It has the authority to carry out the RCP’s charitable responsibilities and can delegate to the RCP’s boards and committees. It works closely and liaises with the Council but ultimately, all decisions (apart from changes to the bye-laws and regulations) are either taken by, or on behalf of, the Board of Trustees and reported to the fellows at the AGM.
The Board of Trustees comprises:
- senior officers of the RCP (ex officio – six)
- members nominated from Council
- lay members appointed by the Board of Trustees
Council meets six times a year, and develops RCP policy in relation to professional and clinical matters. It gives authority to RCP statements and publications and elections to the fellowship and membership as well as of RCP officers.
Council also considers and acts on current issues affecting professional practice and standards. Its membership totals 42 and includes the senior officers, directly-elected councillors, and other representatives of those involved in the RCP's work.
There are two boards responsible to Council:
- Strategy Board — to which five management boards report, each focussing on a strategic theme
- Medical Specialties Board — this brings together representatives of the specialties.
The senior officers of the RCP (president, registrar, treasurer, clinical vice president, academic vice president, and vice president for education and training) are all trustees of the RCP and are elected by the fellows or, in the case of the registrar and treasurer, appointed following an open process. Their involvement in the RCP’s main boards and committees ensures that consideration is always given to our Charter and bye-laws, and the views of the membership are represented.
Education, examination and maintaining standards in medical practice are at the core of the RCP. Our censors oversee this vital work.

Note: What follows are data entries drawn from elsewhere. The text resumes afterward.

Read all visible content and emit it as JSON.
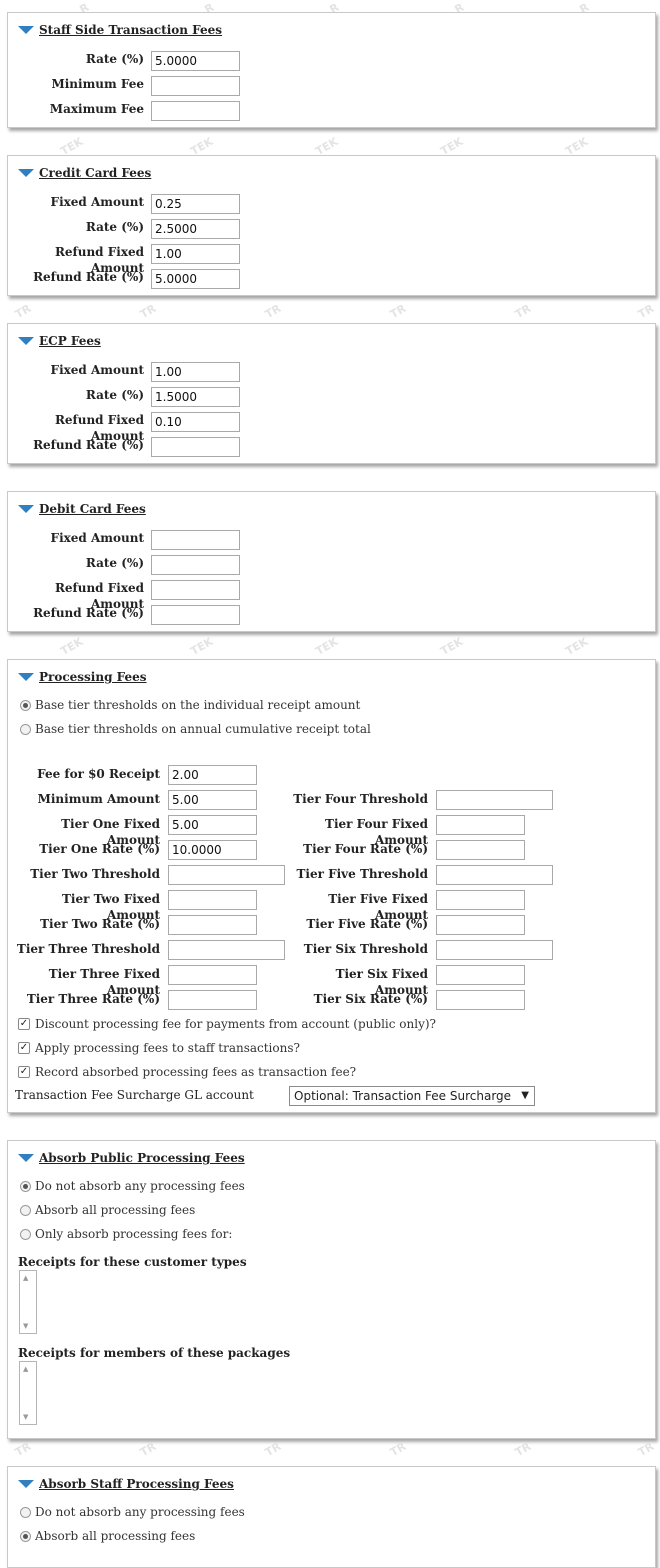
{
  "watermark": {
    "top": "R",
    "mid": "TEK",
    "low": "TR"
  },
  "staff_side": {
    "title": "Staff Side Transaction Fees",
    "rate_label": "Rate (%)",
    "rate_value": "5.0000",
    "min_label": "Minimum Fee",
    "min_value": "",
    "max_label": "Maximum Fee",
    "max_value": ""
  },
  "credit_card": {
    "title": "Credit Card Fees",
    "fixed_label": "Fixed Amount",
    "fixed_value": "0.25",
    "rate_label": "Rate (%)",
    "rate_value": "2.5000",
    "refund_fixed_label": "Refund Fixed Amount",
    "refund_fixed_value": "1.00",
    "refund_rate_label": "Refund Rate (%)",
    "refund_rate_value": "5.0000"
  },
  "ecp": {
    "title": "ECP Fees",
    "fixed_label": "Fixed Amount",
    "fixed_value": "1.00",
    "rate_label": "Rate (%)",
    "rate_value": "1.5000",
    "refund_fixed_label": "Refund Fixed Amount",
    "refund_fixed_value": "0.10",
    "refund_rate_label": "Refund Rate (%)",
    "refund_rate_value": ""
  },
  "debit_card": {
    "title": "Debit Card Fees",
    "fixed_label": "Fixed Amount",
    "fixed_value": "",
    "rate_label": "Rate (%)",
    "rate_value": "",
    "refund_fixed_label": "Refund Fixed Amount",
    "refund_fixed_value": "",
    "refund_rate_label": "Refund Rate (%)",
    "refund_rate_value": ""
  },
  "processing": {
    "title": "Processing Fees",
    "radio_individual": "Base tier thresholds on the individual receipt amount",
    "radio_cumulative": "Base tier thresholds on annual cumulative receipt total",
    "fee_zero_label": "Fee for $0 Receipt",
    "fee_zero_value": "2.00",
    "min_amount_label": "Minimum Amount",
    "min_amount_value": "5.00",
    "t1_fixed_label": "Tier One Fixed Amount",
    "t1_fixed_value": "5.00",
    "t1_rate_label": "Tier One Rate (%)",
    "t1_rate_value": "10.0000",
    "t2_threshold_label": "Tier Two Threshold",
    "t2_threshold_value": "",
    "t2_fixed_label": "Tier Two Fixed Amount",
    "t2_fixed_value": "",
    "t2_rate_label": "Tier Two Rate (%)",
    "t2_rate_value": "",
    "t3_threshold_label": "Tier Three Threshold",
    "t3_threshold_value": "",
    "t3_fixed_label": "Tier Three Fixed Amount",
    "t3_fixed_value": "",
    "t3_rate_label": "Tier Three Rate (%)",
    "t3_rate_value": "",
    "t4_threshold_label": "Tier Four Threshold",
    "t4_threshold_value": "",
    "t4_fixed_label": "Tier Four Fixed Amount",
    "t4_fixed_value": "",
    "t4_rate_label": "Tier Four Rate (%)",
    "t4_rate_value": "",
    "t5_threshold_label": "Tier Five Threshold",
    "t5_threshold_value": "",
    "t5_fixed_label": "Tier Five Fixed Amount",
    "t5_fixed_value": "",
    "t5_rate_label": "Tier Five Rate (%)",
    "t5_rate_value": "",
    "t6_threshold_label": "Tier Six Threshold",
    "t6_threshold_value": "",
    "t6_fixed_label": "Tier Six Fixed Amount",
    "t6_fixed_value": "",
    "t6_rate_label": "Tier Six Rate (%)",
    "t6_rate_value": "",
    "chk_discount": "Discount processing fee for payments from account (public only)?",
    "chk_apply_staff": "Apply processing fees to staff transactions?",
    "chk_record_absorbed": "Record absorbed processing fees as transaction fee?",
    "gl_label": "Transaction Fee Surcharge GL account",
    "gl_selected": "Optional: Transaction Fee Surcharge"
  },
  "absorb_public": {
    "title": "Absorb Public Processing Fees",
    "opt_none": "Do not absorb any processing fees",
    "opt_all": "Absorb all processing fees",
    "opt_only": "Only absorb processing fees for:",
    "customer_types_label": "Receipts for these customer types",
    "packages_label": "Receipts for members of these packages"
  },
  "absorb_staff": {
    "title": "Absorb Staff Processing Fees",
    "opt_none": "Do not absorb any processing fees",
    "opt_all": "Absorb all processing fees"
  },
  "colors": {
    "accent": "#2f7fc1",
    "border": "#c9c9c9"
  }
}
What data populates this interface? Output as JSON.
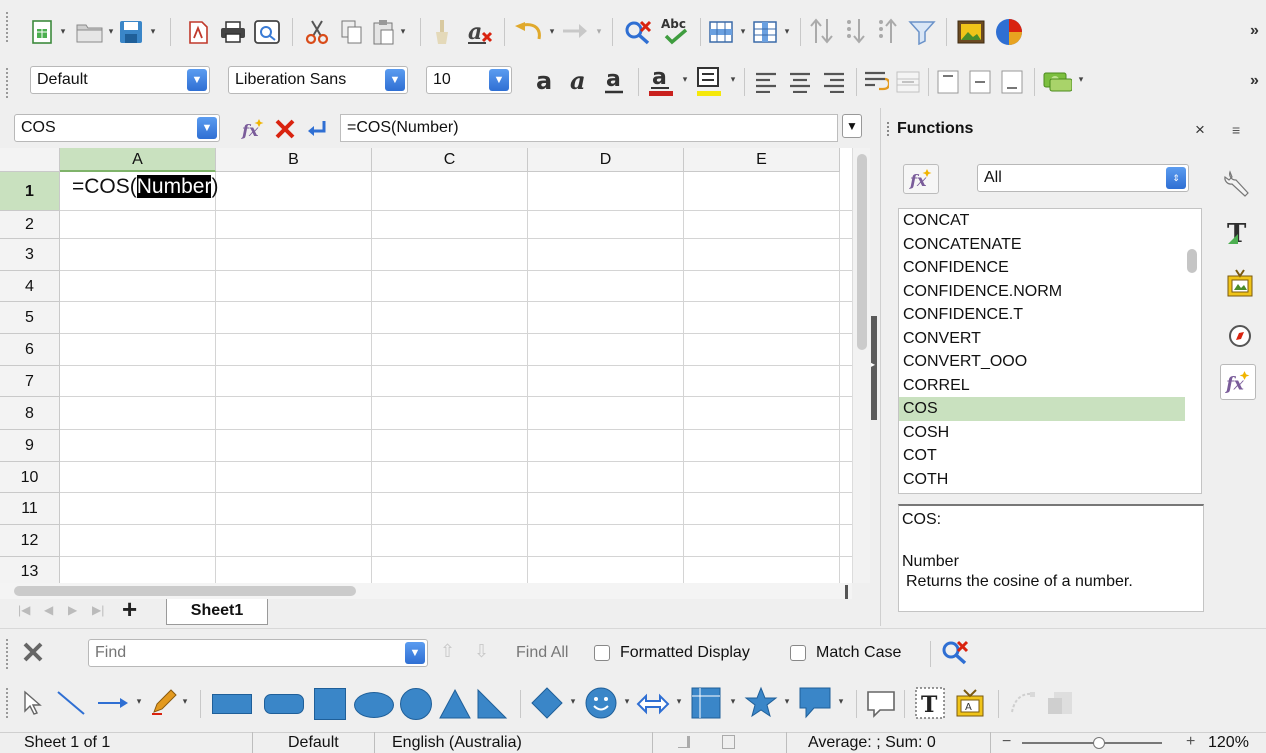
{
  "toolbar_formatting": {
    "paragraph_style": "Default",
    "font_name": "Liberation Sans",
    "font_size": "10"
  },
  "formula_bar": {
    "name_box": "COS",
    "content": "=COS(Number)"
  },
  "sheet": {
    "columns": [
      "A",
      "B",
      "C",
      "D",
      "E"
    ],
    "rows": [
      "1",
      "2",
      "3",
      "4",
      "5",
      "6",
      "7",
      "8",
      "9",
      "10",
      "11",
      "12",
      "13"
    ],
    "cell_a1_prefix": "=COS(",
    "cell_a1_selected": "Number",
    "cell_a1_suffix": ")"
  },
  "sheet_tabs": {
    "add_label": "+",
    "active_tab": "Sheet1"
  },
  "find_bar": {
    "placeholder": "Find",
    "find_all": "Find All",
    "formatted_display": "Formatted Display",
    "match_case": "Match Case"
  },
  "sidebar": {
    "title": "Functions",
    "category": "All",
    "functions": [
      "CONCAT",
      "CONCATENATE",
      "CONFIDENCE",
      "CONFIDENCE.NORM",
      "CONFIDENCE.T",
      "CONVERT",
      "CONVERT_OOO",
      "CORREL",
      "COS",
      "COSH",
      "COT",
      "COTH"
    ],
    "selected_function": "COS",
    "description_name": "COS:",
    "description_param": "Number",
    "description_text": "Returns the cosine of a number."
  },
  "status_bar": {
    "sheet_position": "Sheet 1 of 1",
    "page_style": "Default",
    "language": "English (Australia)",
    "summary": "Average: ; Sum: 0",
    "zoom": "120%",
    "zoom_fraction": 0.55
  },
  "colors": {
    "selection_green": "#c9e1bf",
    "accent_blue": "#2f6fd3",
    "delete_red": "#d9230f"
  }
}
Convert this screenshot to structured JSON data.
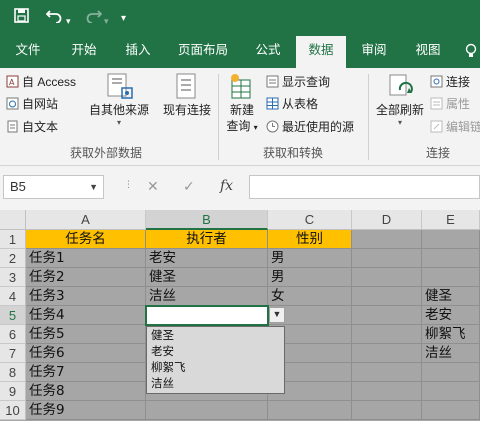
{
  "quick_access": {
    "save_icon": "save-icon",
    "undo_icon": "undo-icon",
    "redo_icon": "redo-icon",
    "customize_icon": "customize-icon"
  },
  "tabs": [
    {
      "label": "文件"
    },
    {
      "label": "开始"
    },
    {
      "label": "插入"
    },
    {
      "label": "页面布局"
    },
    {
      "label": "公式"
    },
    {
      "label": "数据",
      "active": true
    },
    {
      "label": "审阅"
    },
    {
      "label": "视图"
    }
  ],
  "ribbon": {
    "get_external": {
      "access": "自 Access",
      "web": "自网站",
      "text": "自文本",
      "other": "自其他来源",
      "existing": "现有连接",
      "group_label": "获取外部数据"
    },
    "transform": {
      "new_query_1": "新建",
      "new_query_2": "查询",
      "show_queries": "显示查询",
      "from_table": "从表格",
      "recent_sources": "最近使用的源",
      "group_label": "获取和转换"
    },
    "connections": {
      "refresh_all": "全部刷新",
      "connections": "连接",
      "properties": "属性",
      "edit_links": "编辑链",
      "group_label": "连接"
    }
  },
  "formula_bar": {
    "name_box": "B5",
    "cancel": "✕",
    "enter": "✓",
    "fx": "fx",
    "formula": ""
  },
  "columns": [
    "A",
    "B",
    "C",
    "D",
    "E"
  ],
  "rows": [
    "1",
    "2",
    "3",
    "4",
    "5",
    "6",
    "7",
    "8",
    "9",
    "10"
  ],
  "sheet": {
    "header": [
      "任务名",
      "执行者",
      "性别"
    ],
    "data": [
      [
        "任务1",
        "老安",
        "男"
      ],
      [
        "任务2",
        "健圣",
        "男"
      ],
      [
        "任务3",
        "洁丝",
        "女"
      ],
      [
        "任务4",
        "",
        ""
      ],
      [
        "任务5",
        "",
        ""
      ],
      [
        "任务6",
        "",
        ""
      ],
      [
        "任务7",
        "",
        ""
      ],
      [
        "任务8",
        "",
        ""
      ],
      [
        "任务9",
        "",
        ""
      ]
    ],
    "column_e": [
      "健圣",
      "老安",
      "柳絮飞",
      "洁丝"
    ]
  },
  "dropdown_options": [
    "健圣",
    "老安",
    "柳絮飞",
    "洁丝"
  ],
  "colors": {
    "brand": "#217346",
    "header_fill": "#ffc000",
    "cell_fill": "#a6a6a6"
  }
}
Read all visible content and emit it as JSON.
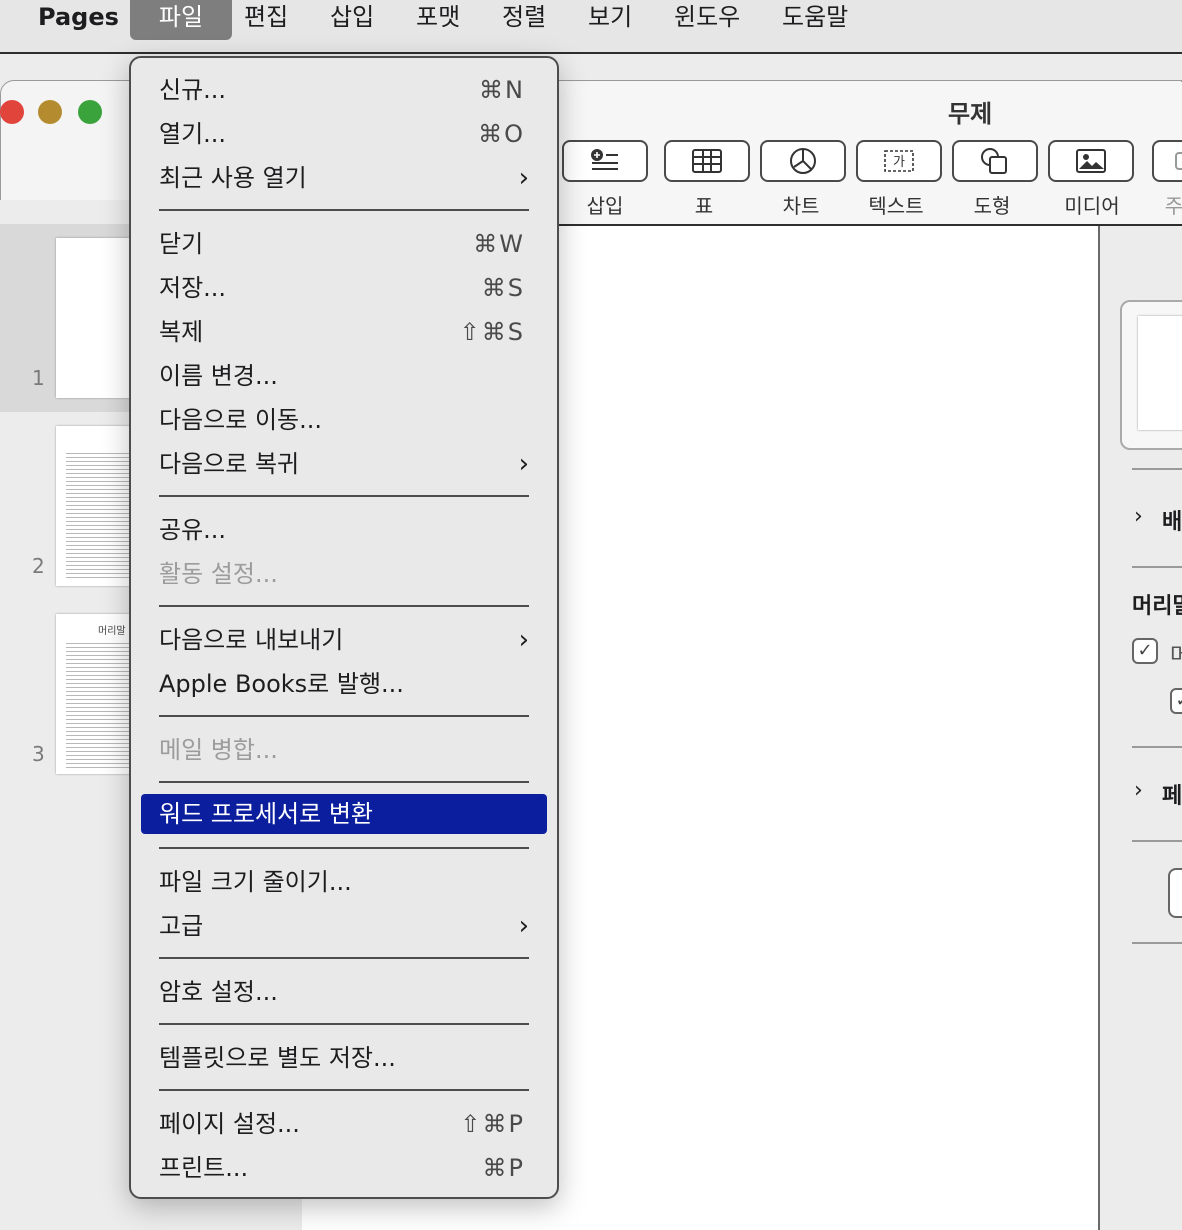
{
  "menubar": {
    "app": "Pages",
    "items": [
      "파일",
      "편집",
      "삽입",
      "포맷",
      "정렬",
      "보기",
      "윈도우",
      "도움말"
    ]
  },
  "document": {
    "title": "무제"
  },
  "toolbar": {
    "buttons": [
      {
        "label": "삽입",
        "icon": "insert-list-icon"
      },
      {
        "label": "표",
        "icon": "table-icon"
      },
      {
        "label": "차트",
        "icon": "chart-icon"
      },
      {
        "label": "텍스트",
        "icon": "textbox-icon"
      },
      {
        "label": "도형",
        "icon": "shape-icon"
      },
      {
        "label": "미디어",
        "icon": "media-icon"
      },
      {
        "label": "주",
        "icon": "comment-icon"
      }
    ]
  },
  "sidebar": {
    "pages": [
      {
        "number": "1"
      },
      {
        "number": "2"
      },
      {
        "number": "3",
        "header": "머리말"
      }
    ]
  },
  "inspector": {
    "section1": "배",
    "header_label": "머리말",
    "checkbox1_label": "머",
    "section2": "페"
  },
  "file_menu": {
    "items": [
      {
        "label": "신규...",
        "shortcut": "⌘N"
      },
      {
        "label": "열기...",
        "shortcut": "⌘O"
      },
      {
        "label": "최근 사용 열기",
        "submenu": true
      },
      {
        "label": "닫기",
        "shortcut": "⌘W"
      },
      {
        "label": "저장...",
        "shortcut": "⌘S"
      },
      {
        "label": "복제",
        "shortcut": "⇧⌘S"
      },
      {
        "label": "이름 변경..."
      },
      {
        "label": "다음으로 이동..."
      },
      {
        "label": "다음으로 복귀",
        "submenu": true
      },
      {
        "label": "공유..."
      },
      {
        "label": "활동 설정...",
        "disabled": true
      },
      {
        "label": "다음으로 내보내기",
        "submenu": true
      },
      {
        "label": "Apple Books로 발행..."
      },
      {
        "label": "메일 병합...",
        "disabled": true
      },
      {
        "label": "워드 프로세서로 변환",
        "highlighted": true
      },
      {
        "label": "파일 크기 줄이기..."
      },
      {
        "label": "고급",
        "submenu": true
      },
      {
        "label": "암호 설정..."
      },
      {
        "label": "템플릿으로 별도 저장..."
      },
      {
        "label": "페이지 설정...",
        "shortcut": "⇧⌘P"
      },
      {
        "label": "프린트...",
        "shortcut": "⌘P"
      }
    ]
  }
}
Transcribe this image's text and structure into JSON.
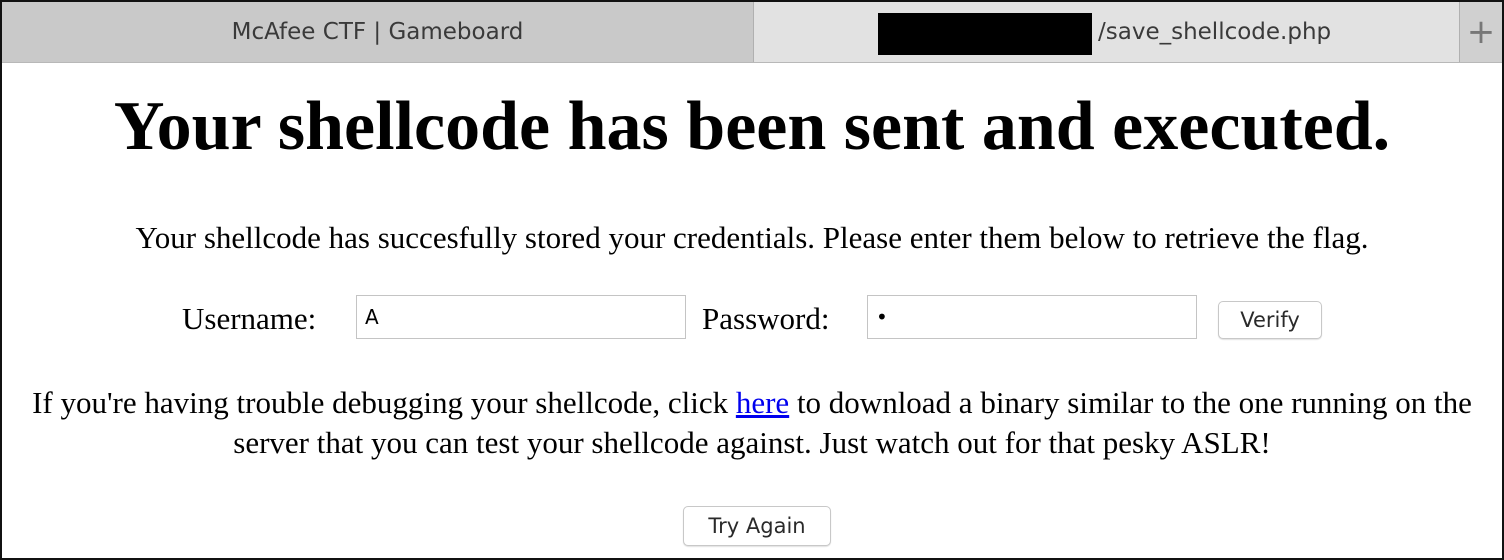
{
  "tabs": [
    {
      "title": "McAfee CTF | Gameboard"
    },
    {
      "title": "/save_shellcode.php"
    }
  ],
  "new_tab_symbol": "+",
  "page": {
    "heading": "Your shellcode has been sent and executed.",
    "message": "Your shellcode has succesfully stored your credentials. Please enter them below to retrieve the flag.",
    "username_label": "Username:",
    "username_value": "A",
    "password_label": "Password:",
    "password_value": "•",
    "verify_label": "Verify",
    "debug_text_before": "If you're having trouble debugging your shellcode, click ",
    "debug_link": "here",
    "debug_text_after": " to download a binary similar to the one running on the server that you can test your shellcode against. Just watch out for that pesky ASLR!",
    "try_again_label": "Try Again"
  },
  "colors": {
    "link": "#0000ee",
    "tabbar": "#d6d6d6",
    "redaction": "#000000"
  }
}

Before the registration of doctors was centralised in 1858, you needed a licence from the RCP to practise medicine in London. The censors determined who was qualified to practise and could prosecute those who weren’t. They also settled disputes between practitioners, and contributed to important medical debates of their day.
Today, six censors and the senior censor (also vice president of education and training) are elected from within the fellowship of the RCP, and remain in the role for three years. The censors continue to act as guardians of the values and reputation of the RCP. They provide wise counsel and support for the senior officers and the wider workings of the RCP, focusing on physician education, training and assessment, wellbeing and equality, diversity and inclusivity.
They investigate professional offences by members and fellows, and in 2018 they developed and launched the RCP500 Code of Conduct, in honour of our 500th anniversary.
You can find out more about the censors in our new display outside the Censors’ Room at the RCP’s London office near Regent’s Park. If the room itself is not in use, feel free to take a look inside to view the 17th-century oak-panelled interior.
The day-to-day operation of the RCP is delegated to the chief executive who is accountable to the BoT. The management and staff are ultimately accountable to the chief executive, and each RCP department is overseen by a designated senior officer (as described above) and a senior manager known as an executive director.
Our annual report
Our annual reports highlight our achievements, outline both our income and expenditure and include a brief review of our performance against our purpose and objectives.